• **Task requirements**
Every line below that mentions the word "objectives" should be copied out.

☆ ☆ ☆ ☆ ☆ ☆ ☆

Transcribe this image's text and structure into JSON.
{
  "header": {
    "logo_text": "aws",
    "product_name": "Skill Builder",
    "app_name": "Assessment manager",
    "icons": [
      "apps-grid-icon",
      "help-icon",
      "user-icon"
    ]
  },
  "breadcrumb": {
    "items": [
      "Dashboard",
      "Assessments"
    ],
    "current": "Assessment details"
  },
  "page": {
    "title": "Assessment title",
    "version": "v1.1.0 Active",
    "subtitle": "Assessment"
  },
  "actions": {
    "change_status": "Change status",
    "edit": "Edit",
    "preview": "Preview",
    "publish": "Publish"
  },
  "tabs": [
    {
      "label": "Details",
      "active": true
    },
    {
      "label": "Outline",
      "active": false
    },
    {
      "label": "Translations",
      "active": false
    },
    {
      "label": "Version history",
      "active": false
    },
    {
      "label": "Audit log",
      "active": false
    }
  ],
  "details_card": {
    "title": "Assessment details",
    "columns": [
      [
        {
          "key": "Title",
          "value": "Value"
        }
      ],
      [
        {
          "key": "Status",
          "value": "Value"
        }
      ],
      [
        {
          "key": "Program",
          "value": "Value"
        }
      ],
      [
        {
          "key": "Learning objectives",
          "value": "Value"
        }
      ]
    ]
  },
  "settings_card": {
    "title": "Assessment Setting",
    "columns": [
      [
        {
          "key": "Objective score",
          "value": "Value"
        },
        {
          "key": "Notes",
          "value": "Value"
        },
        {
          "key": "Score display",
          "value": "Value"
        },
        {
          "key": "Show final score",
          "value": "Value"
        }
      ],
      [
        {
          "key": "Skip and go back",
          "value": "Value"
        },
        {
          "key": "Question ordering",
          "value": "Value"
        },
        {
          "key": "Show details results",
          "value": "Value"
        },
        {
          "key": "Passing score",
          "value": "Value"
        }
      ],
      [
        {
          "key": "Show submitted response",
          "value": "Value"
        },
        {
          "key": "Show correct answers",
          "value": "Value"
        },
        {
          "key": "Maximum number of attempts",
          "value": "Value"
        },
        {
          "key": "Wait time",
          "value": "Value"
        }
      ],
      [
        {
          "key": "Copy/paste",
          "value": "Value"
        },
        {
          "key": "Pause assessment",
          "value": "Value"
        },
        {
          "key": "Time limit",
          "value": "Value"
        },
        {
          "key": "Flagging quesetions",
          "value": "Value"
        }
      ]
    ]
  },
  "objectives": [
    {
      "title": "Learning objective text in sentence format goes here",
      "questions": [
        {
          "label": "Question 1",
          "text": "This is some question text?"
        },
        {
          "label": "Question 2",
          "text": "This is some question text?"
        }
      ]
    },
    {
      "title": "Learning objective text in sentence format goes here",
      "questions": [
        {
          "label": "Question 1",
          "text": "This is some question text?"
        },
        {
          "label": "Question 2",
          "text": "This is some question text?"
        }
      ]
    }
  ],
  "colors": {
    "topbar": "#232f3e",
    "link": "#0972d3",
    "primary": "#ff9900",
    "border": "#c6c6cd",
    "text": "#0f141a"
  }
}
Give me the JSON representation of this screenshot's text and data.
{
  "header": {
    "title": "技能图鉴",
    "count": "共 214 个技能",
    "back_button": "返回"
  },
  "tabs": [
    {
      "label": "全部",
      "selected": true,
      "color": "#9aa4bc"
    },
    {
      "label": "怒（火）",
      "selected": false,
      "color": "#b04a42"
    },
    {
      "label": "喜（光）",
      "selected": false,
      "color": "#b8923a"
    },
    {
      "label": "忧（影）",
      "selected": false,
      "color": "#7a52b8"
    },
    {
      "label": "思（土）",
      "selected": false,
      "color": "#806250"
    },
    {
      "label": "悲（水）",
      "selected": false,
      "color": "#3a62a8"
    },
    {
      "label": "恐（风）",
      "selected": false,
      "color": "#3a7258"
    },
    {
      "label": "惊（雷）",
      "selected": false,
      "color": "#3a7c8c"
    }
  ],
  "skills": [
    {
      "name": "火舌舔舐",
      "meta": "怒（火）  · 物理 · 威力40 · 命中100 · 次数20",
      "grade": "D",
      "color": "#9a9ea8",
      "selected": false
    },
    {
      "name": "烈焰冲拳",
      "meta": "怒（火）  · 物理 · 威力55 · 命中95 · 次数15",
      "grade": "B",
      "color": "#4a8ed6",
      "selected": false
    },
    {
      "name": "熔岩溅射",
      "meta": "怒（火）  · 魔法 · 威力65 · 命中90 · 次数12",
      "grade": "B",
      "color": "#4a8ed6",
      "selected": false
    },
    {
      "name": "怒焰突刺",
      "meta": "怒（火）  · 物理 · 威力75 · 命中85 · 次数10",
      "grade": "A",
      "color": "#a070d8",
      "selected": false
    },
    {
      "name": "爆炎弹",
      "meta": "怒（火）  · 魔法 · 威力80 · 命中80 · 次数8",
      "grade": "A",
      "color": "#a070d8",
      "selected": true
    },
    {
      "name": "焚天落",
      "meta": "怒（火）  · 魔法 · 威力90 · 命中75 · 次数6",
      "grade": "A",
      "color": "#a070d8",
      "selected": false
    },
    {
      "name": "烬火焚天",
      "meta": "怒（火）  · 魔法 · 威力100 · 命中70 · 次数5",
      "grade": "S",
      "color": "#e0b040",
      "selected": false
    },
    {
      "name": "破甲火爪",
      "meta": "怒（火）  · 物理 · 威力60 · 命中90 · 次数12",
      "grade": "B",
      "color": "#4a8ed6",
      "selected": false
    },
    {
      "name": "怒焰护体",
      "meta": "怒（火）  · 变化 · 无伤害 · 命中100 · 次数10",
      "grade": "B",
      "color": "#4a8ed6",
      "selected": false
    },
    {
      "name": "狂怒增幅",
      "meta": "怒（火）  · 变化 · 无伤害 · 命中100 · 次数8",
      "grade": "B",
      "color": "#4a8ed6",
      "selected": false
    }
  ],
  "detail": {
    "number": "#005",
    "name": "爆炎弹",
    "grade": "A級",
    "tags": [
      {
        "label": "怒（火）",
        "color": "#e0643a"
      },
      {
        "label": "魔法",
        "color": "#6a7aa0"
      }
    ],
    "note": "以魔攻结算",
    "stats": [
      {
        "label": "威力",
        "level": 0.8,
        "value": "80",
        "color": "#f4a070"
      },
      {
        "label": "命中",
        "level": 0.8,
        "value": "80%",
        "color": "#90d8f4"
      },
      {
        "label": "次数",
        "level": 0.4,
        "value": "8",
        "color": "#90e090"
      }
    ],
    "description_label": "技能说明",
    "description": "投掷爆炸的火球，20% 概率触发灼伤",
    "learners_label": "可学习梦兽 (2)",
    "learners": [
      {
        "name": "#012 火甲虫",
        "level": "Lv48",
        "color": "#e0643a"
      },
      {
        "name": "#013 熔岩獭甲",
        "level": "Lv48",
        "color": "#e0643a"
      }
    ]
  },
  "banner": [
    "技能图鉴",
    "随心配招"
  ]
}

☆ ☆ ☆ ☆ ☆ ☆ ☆

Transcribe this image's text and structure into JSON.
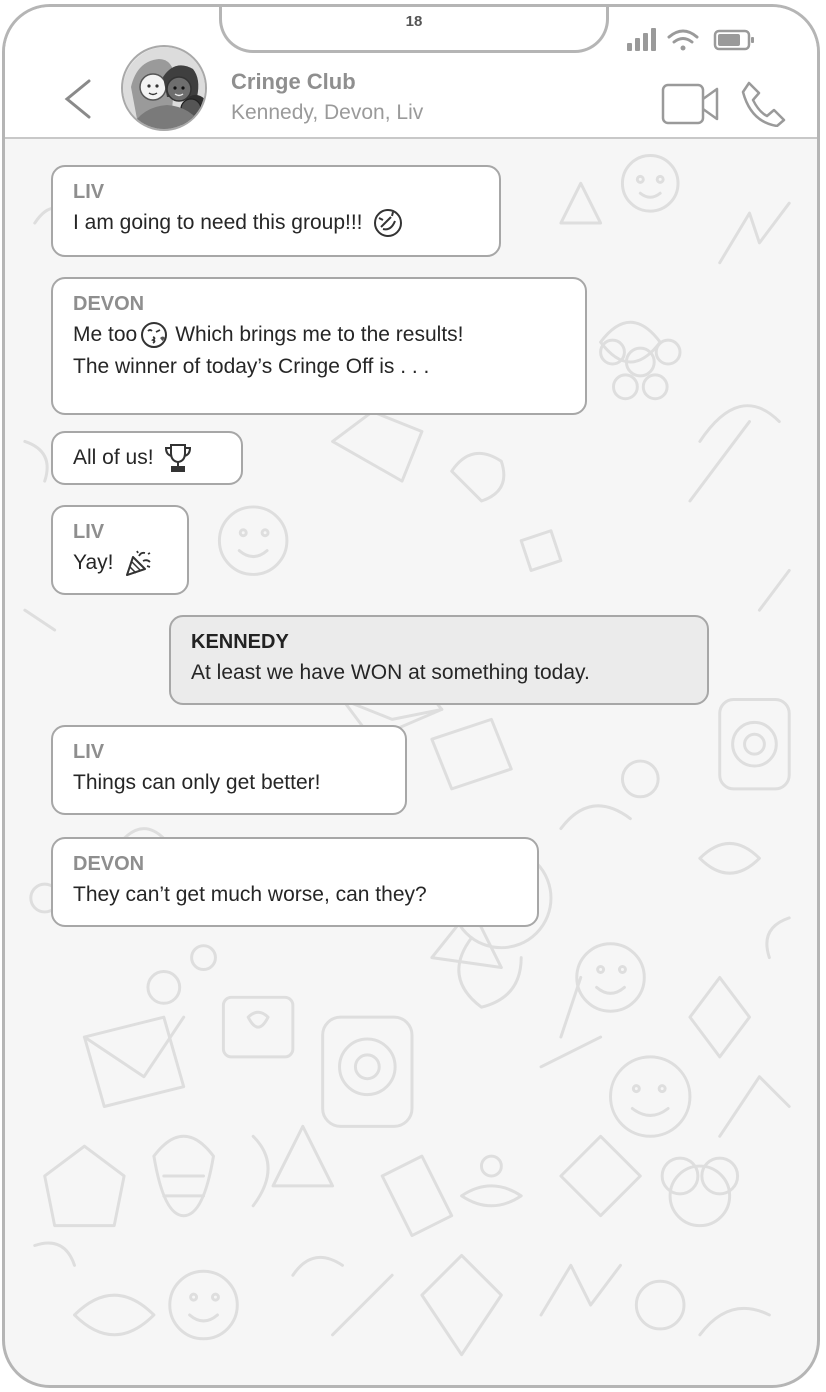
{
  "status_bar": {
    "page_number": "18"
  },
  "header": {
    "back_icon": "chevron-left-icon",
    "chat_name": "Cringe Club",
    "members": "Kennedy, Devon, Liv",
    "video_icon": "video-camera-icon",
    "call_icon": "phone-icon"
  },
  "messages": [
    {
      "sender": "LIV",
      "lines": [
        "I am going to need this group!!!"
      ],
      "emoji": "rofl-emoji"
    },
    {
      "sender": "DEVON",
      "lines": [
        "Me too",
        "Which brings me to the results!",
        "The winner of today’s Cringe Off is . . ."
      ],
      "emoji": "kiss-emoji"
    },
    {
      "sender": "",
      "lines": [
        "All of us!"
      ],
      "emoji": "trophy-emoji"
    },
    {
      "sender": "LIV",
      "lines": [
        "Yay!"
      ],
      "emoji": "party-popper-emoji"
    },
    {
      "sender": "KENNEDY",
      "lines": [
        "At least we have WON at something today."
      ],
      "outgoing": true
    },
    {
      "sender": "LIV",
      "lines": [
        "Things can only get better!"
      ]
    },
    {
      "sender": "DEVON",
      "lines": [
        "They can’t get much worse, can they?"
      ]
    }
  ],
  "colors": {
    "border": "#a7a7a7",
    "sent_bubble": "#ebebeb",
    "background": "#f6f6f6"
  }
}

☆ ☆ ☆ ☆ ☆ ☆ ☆

• **Answer for the task**
          "key": "Learning objectives",
  "objectives": [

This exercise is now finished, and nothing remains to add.